◆ Material supplied
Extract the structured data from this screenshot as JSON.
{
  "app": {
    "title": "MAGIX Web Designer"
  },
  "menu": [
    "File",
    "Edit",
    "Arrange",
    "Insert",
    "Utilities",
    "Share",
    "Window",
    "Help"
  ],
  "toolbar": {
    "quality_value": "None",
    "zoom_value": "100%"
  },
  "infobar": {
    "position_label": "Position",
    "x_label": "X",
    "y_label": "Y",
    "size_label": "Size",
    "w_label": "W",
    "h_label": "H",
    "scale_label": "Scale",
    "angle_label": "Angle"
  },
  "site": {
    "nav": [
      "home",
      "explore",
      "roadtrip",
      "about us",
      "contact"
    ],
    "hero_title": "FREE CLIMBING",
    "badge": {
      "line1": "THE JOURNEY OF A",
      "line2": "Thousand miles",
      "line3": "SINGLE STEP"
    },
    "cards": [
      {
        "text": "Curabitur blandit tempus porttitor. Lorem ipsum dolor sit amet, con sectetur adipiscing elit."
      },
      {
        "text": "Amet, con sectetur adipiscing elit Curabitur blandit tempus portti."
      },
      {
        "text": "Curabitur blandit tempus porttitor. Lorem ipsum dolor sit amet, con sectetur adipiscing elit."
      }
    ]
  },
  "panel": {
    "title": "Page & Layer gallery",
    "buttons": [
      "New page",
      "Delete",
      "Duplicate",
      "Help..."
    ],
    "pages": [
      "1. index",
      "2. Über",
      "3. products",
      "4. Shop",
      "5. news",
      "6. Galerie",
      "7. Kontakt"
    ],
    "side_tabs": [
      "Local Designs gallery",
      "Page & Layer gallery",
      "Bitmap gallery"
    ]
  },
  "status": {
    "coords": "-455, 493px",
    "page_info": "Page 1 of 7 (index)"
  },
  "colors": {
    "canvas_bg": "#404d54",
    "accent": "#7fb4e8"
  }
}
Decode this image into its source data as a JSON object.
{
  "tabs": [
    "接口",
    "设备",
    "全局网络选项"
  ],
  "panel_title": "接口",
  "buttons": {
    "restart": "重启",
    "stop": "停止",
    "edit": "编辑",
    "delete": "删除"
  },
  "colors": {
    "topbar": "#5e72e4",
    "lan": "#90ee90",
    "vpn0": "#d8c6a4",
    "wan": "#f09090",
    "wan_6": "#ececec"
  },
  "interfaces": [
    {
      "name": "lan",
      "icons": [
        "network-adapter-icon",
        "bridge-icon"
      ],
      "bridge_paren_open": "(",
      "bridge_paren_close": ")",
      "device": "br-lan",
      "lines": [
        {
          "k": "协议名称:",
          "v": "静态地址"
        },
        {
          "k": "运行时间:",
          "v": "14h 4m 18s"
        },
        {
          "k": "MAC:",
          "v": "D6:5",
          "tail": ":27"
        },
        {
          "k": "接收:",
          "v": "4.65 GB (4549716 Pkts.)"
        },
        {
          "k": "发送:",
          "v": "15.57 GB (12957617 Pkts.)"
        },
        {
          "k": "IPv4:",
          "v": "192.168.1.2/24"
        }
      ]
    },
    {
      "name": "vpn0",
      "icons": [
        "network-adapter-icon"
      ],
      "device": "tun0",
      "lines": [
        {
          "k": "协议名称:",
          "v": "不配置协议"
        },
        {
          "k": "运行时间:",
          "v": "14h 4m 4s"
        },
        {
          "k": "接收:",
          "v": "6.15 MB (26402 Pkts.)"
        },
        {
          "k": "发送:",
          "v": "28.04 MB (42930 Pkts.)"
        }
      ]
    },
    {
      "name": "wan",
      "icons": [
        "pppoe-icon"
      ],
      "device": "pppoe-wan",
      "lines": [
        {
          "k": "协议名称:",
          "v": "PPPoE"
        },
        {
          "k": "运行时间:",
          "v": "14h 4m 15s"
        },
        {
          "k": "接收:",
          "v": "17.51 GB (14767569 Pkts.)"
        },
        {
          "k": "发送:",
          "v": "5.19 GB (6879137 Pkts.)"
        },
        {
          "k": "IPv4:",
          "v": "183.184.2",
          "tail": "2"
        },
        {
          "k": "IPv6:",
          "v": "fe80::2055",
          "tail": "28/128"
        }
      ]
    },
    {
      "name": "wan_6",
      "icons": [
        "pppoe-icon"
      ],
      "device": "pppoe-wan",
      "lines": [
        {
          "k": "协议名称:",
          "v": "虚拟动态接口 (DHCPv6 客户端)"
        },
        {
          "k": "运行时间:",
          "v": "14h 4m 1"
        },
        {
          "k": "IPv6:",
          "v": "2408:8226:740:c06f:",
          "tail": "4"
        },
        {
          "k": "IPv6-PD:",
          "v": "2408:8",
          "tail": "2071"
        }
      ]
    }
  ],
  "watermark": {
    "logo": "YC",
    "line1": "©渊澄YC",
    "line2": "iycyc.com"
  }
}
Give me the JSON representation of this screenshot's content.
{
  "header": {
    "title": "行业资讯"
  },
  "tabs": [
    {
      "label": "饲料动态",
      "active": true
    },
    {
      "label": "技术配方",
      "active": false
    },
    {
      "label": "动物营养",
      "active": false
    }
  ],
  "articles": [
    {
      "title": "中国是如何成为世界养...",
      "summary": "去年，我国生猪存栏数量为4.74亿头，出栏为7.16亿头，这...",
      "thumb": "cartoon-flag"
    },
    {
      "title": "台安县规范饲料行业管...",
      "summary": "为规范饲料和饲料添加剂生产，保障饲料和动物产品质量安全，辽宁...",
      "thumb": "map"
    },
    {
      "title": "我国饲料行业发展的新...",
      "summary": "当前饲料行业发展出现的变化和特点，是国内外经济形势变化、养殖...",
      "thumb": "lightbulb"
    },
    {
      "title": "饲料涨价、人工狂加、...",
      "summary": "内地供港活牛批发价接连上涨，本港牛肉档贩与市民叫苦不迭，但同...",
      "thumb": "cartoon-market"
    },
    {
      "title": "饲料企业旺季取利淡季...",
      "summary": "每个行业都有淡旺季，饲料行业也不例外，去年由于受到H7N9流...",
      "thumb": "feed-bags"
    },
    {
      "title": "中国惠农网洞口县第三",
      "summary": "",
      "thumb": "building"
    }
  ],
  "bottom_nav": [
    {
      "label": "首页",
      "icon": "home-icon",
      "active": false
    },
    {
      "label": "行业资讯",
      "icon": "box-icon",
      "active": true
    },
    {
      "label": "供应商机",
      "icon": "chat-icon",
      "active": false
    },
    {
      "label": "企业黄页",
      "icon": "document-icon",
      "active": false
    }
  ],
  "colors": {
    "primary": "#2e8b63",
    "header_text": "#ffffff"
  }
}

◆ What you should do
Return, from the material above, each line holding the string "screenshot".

◆ Completed exercise
Extract the structured data from this screenshot as JSON.
Give me the JSON representation of this screenshot's content.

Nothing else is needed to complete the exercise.